Apple’s high-profile campaign to introduce its Titanium PowerBook G4 is another sign that the company is looking to grab a bigger piece of the b-to-b market.
The new notebook significantly updates the PowerBook line, which has been stagnant for the past couple of years, and gives Apple a greater chance of competing in the portable market. Apple CEO Steve Jobs called the notebook the "sexiest portable around" at the recent Macworld trade gathering.
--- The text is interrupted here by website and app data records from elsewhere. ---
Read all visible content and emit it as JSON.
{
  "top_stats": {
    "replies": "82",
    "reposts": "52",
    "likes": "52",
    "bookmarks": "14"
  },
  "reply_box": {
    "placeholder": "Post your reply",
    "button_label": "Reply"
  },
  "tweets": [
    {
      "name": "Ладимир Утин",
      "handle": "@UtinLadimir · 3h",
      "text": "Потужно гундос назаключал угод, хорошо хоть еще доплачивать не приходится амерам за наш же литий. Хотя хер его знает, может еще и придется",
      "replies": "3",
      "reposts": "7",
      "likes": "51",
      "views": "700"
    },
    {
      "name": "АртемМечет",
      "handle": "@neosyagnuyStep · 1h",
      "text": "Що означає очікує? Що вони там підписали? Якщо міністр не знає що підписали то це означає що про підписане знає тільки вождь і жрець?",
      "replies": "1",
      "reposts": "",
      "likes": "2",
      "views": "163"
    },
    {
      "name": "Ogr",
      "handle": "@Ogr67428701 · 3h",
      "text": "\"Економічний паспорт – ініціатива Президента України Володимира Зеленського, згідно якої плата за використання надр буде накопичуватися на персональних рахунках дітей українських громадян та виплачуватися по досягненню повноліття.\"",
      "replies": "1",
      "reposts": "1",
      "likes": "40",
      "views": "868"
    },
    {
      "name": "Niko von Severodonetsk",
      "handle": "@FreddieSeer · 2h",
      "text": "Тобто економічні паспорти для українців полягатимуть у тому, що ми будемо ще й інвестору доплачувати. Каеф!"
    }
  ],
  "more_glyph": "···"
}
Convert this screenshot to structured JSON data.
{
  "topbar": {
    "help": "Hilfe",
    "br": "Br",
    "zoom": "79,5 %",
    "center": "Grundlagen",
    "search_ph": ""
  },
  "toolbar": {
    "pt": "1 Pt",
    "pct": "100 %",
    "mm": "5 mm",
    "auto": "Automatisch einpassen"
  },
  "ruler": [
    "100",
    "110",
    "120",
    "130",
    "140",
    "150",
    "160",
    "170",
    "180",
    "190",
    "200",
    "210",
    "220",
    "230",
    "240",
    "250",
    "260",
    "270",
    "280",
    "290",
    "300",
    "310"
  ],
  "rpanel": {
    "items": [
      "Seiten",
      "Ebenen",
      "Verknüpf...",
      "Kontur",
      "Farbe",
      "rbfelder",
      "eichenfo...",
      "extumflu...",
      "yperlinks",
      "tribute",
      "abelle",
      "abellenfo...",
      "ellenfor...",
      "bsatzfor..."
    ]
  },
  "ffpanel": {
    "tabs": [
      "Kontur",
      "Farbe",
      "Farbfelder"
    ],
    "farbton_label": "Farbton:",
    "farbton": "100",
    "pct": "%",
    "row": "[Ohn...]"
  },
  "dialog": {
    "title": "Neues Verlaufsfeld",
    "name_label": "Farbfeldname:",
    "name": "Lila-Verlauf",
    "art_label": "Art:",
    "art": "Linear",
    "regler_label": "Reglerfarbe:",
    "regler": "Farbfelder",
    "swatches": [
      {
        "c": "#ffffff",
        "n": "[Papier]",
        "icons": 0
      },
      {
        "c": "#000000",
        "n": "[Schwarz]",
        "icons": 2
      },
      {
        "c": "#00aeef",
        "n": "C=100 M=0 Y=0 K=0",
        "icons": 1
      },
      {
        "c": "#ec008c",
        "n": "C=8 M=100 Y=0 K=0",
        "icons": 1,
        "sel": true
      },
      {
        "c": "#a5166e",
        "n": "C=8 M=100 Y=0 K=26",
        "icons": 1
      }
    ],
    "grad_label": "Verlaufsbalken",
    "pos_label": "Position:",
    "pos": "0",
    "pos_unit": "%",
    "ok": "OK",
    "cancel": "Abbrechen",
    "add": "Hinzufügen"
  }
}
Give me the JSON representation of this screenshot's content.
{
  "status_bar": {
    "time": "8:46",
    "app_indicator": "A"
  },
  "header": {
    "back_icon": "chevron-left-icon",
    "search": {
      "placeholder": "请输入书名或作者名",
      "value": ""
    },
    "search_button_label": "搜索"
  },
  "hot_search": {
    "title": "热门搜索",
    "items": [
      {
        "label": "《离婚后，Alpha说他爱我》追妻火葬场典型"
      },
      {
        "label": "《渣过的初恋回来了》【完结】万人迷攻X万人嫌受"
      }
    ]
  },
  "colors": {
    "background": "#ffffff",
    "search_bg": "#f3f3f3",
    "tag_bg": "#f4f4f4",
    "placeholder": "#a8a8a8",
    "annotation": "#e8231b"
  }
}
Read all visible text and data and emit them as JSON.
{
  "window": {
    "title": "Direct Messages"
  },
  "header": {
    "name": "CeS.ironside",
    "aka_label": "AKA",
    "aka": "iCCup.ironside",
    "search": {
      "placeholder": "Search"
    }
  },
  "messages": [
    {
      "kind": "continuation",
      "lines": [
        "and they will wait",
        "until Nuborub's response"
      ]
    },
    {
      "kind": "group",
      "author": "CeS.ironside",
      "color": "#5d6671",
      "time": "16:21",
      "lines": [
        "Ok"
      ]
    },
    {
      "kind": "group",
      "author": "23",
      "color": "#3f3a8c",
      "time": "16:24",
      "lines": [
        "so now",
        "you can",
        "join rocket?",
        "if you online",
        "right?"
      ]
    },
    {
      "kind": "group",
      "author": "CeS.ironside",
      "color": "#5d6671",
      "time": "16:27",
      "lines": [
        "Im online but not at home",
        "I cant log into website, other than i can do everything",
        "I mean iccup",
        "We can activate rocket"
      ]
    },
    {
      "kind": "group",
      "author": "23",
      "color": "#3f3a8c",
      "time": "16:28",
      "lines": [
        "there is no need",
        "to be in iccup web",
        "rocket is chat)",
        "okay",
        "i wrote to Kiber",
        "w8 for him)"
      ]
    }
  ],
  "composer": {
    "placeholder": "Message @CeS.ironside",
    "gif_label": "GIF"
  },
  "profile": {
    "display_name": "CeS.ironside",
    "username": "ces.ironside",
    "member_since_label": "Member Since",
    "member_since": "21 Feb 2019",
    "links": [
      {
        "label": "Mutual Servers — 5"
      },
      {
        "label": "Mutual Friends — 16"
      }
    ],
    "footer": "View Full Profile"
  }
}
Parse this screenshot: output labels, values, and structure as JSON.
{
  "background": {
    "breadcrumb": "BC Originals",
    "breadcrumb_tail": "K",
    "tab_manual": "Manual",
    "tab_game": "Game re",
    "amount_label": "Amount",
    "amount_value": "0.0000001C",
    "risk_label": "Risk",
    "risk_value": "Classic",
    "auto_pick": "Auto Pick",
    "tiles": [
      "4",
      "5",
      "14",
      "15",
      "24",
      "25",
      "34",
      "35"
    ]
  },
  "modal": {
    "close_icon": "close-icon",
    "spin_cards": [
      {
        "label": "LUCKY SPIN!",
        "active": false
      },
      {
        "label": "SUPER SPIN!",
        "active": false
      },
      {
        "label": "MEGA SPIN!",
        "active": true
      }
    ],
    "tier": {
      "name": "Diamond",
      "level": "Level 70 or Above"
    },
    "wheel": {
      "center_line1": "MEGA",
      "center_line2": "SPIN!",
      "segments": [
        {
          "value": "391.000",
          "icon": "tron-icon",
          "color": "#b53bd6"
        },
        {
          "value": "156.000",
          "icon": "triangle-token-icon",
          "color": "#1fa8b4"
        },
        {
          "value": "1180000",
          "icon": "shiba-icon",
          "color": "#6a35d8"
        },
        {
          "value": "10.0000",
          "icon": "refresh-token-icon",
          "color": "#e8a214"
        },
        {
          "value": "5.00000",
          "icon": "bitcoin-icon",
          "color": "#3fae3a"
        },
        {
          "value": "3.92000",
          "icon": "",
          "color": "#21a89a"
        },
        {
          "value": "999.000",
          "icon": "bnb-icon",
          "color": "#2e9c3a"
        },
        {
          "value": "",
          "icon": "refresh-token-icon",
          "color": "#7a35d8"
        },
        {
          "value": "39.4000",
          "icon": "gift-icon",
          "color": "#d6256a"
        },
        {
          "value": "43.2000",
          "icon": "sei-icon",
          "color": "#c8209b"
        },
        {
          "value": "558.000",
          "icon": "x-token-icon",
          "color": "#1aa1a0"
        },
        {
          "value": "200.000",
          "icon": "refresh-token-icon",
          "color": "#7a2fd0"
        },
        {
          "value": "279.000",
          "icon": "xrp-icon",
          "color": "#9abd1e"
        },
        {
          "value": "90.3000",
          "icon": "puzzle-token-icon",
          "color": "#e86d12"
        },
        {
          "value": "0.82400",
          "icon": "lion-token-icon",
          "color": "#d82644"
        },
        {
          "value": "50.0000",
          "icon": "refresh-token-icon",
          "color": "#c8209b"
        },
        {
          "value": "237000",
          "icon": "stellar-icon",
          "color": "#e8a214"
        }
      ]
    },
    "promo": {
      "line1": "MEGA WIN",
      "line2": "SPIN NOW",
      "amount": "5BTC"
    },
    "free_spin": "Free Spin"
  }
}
But sexy doesn’t necessarily translate into sales. The biggest challenge for Apple is figuring a way to gain market share in a world dominated by Windows and promulgated by such corporate powerhouses as Compaq Computer Corp., Sony Corp. and Hewlett-Packard Co. Despite its recent improvements, Apple may still find itself cornered into its market strongholds, such as education, graphic design, desktop publishing and small business.
"Macintosh has a significant business presence, but it’s concentrated on very niche areas such as design," said PC Data Inc. analyst Stephen Baker. "I don’t see them competing against Dell or Compaq for the enterprise space. Selling 100,000 personal computers to Ford isn’t their thing."
Kleynhans added that companies aren’t looking for flashy packaging or sex appeal. They’re looking for power, reliability and manageability. And if businesses are going to adopt any kind of new operating platform, it will most likely be something that’s entirely different, such as a Web-based or wireless offering.